Surely the best scenario is to have three competitions, a mens, a womens (both with the same number of players) and then put both of those sections together in an open tournament.

You seem to have an opinion of me which is both pretentious and indeed wrong – I have no wish to exclude anyone from partaking in any event, but the idea that this will suddenly make a) everything a-ok and b) implicitly increase the allure of eSports to women is a fallacy.

Whilst there is a mens and womens tournament you are assured of both a male and female victor and all the positives that that provides, if, in a mixed tournament, only 10% of your entrants are women, meaning roughly that 9 times out of ten (for the sake of debate, all other things – relative skill, etc – being equal) a man will win the tournament, how does that allow women to come to the eSports table and feel that they can achieve, and that they are being catered for and looked on as equals? How does any of this really fundamentally change the perception of eSports and gaming in general?

Should women be allowed to participate in eSports on equal footing? Without a doubt.
Was IeSFs gender segregation for particular games stupid? Contemptibly so.
Does it mean that there will be equal representation any time soon? Unlikely.

Because for equal representation to happen, eSports needs to either be marketed successfully at segments that are lacking in representation or have it’s rules changed to force teams to introduce participants from those segments.

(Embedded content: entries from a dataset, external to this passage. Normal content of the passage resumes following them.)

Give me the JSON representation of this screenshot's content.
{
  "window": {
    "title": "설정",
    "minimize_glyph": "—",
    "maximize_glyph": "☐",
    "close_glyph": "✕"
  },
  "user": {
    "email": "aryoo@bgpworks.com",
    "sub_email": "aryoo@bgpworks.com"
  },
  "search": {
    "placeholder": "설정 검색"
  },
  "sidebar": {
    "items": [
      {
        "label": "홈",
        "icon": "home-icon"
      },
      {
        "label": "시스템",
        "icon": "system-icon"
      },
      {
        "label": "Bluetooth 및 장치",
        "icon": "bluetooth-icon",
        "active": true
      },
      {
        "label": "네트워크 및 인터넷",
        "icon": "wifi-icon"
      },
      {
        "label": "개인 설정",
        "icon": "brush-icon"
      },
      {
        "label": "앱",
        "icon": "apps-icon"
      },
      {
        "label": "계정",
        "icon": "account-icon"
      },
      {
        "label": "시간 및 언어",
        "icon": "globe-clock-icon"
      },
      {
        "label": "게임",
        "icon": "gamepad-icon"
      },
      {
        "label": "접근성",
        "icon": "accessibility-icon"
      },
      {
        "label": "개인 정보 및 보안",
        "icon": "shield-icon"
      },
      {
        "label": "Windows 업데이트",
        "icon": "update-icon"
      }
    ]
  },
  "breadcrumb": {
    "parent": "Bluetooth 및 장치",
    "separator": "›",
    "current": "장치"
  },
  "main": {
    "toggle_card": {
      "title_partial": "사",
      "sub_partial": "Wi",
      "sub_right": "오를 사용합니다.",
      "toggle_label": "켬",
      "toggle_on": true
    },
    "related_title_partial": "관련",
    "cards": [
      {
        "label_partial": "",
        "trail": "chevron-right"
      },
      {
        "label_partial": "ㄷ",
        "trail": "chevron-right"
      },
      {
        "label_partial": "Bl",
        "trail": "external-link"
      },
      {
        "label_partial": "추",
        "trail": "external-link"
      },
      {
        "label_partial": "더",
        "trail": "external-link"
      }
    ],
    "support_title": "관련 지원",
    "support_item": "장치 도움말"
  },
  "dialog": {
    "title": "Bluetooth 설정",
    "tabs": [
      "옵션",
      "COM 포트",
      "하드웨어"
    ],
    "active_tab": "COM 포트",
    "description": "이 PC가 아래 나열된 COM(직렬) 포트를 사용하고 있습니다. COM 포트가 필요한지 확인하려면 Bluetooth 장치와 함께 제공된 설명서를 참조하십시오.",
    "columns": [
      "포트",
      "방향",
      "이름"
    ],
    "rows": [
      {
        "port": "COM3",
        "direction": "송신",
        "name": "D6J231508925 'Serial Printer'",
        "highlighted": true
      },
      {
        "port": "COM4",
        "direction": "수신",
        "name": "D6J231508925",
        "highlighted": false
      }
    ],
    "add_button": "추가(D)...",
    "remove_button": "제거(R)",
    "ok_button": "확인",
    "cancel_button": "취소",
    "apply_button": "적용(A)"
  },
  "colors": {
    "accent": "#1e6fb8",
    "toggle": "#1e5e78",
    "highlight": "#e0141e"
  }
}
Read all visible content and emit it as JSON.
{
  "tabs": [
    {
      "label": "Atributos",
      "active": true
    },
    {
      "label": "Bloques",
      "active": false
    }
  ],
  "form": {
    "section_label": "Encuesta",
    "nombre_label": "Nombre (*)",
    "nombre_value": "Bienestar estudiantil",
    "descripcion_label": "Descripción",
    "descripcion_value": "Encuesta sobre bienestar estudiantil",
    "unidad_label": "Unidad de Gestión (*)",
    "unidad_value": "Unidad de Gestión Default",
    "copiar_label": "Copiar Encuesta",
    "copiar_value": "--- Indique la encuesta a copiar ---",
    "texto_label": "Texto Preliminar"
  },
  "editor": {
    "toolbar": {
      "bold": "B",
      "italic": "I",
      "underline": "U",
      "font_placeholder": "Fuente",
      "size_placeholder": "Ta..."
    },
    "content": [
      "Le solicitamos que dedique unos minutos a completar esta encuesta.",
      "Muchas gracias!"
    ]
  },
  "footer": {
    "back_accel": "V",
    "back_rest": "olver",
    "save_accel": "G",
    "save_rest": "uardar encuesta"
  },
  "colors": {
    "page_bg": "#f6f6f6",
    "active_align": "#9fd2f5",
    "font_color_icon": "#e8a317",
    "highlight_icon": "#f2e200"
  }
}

And you’re right you don’t need equal representation, but you need to have a critical mass otherwise people will look at the low numbers of female eSports competitors (and tournament winners) and think it won’t get better anyway – if the numbers of women are low for entering a tournament, if by the semi-finals through virtue of sheer proportions have far more men progressing than women, how does this stop the general public perception of gaming an eSports being a men-only pastime?

Ron Whitaker

On July 3, 2014 at 8:27 am

@Blarty – It’s possible that I took what you wrote earlier in a manner in which it was not intended, and if so, I apologize.

My point is simply this: You can’t increase the allure of esports to women by keeping them segregated. I don’t know if we’ll ever see equal representation in esports. It would be nice if we did, and I’m sure we’re going to see the percentage of women participating grow steadily. But it’s time for esports to grow up and realize that there is no good reason to keep women from participating in any of these events. The people behind these tournaments also need to make sure that we don’t see incidents like the ones that happened in the Street Fighter tournament in 2012.

We may not even get that critical mass you mention right away, but it will happen. The public perception will change eventually, but let’s not forget that the public perception of gamers is still by and large that we all live in mom’s basement. Public perception is kind of a joke.

EDIT: That 48% number is from the Entertainment Software Association.

Blarty

On July 3, 2014 at 9:00 am

@Ron Whitaker
Agree on all counts, I think I wanted to highlight that this is certainly a victory for getting rid of segregation, which is, I think we’d all agree, essential to, as you say, eSports growing up. But I just think there is a very real risk of a potential side effect of perception of gaming and eSports, and general preconceived notions of gamers, being worse off because of this, simply because currently women are a much smaller proportion of eSports competitors than men are, which ultimately has an affect on the probability of a particular segment being represented by the eventual winner.

And if the general perception does degrade then we’re potentially looking at a worse battle than we were previously, although it’s certainly one were we’re on a better foot ethically and morally.

It’s a fine high wire that has to be delicately walked along.